> _Work to be completed_: Where in the data below does the word "Connection" appear? Copy every line that has it.

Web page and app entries
======

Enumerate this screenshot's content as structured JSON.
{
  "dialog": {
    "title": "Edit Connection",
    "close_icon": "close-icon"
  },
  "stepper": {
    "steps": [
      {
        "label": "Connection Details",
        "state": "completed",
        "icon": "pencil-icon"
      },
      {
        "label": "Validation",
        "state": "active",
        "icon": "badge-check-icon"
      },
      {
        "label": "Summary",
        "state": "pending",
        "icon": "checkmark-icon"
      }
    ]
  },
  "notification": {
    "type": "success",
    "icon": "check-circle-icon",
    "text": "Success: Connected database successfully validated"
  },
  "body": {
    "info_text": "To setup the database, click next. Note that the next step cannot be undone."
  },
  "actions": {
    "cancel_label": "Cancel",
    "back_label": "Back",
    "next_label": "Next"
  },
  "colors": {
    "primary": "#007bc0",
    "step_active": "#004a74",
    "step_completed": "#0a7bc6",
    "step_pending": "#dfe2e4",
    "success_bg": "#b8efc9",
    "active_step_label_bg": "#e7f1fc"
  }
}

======

> _Exercise result_:
    "title": "Edit Connection",
        "label": "Connection Details",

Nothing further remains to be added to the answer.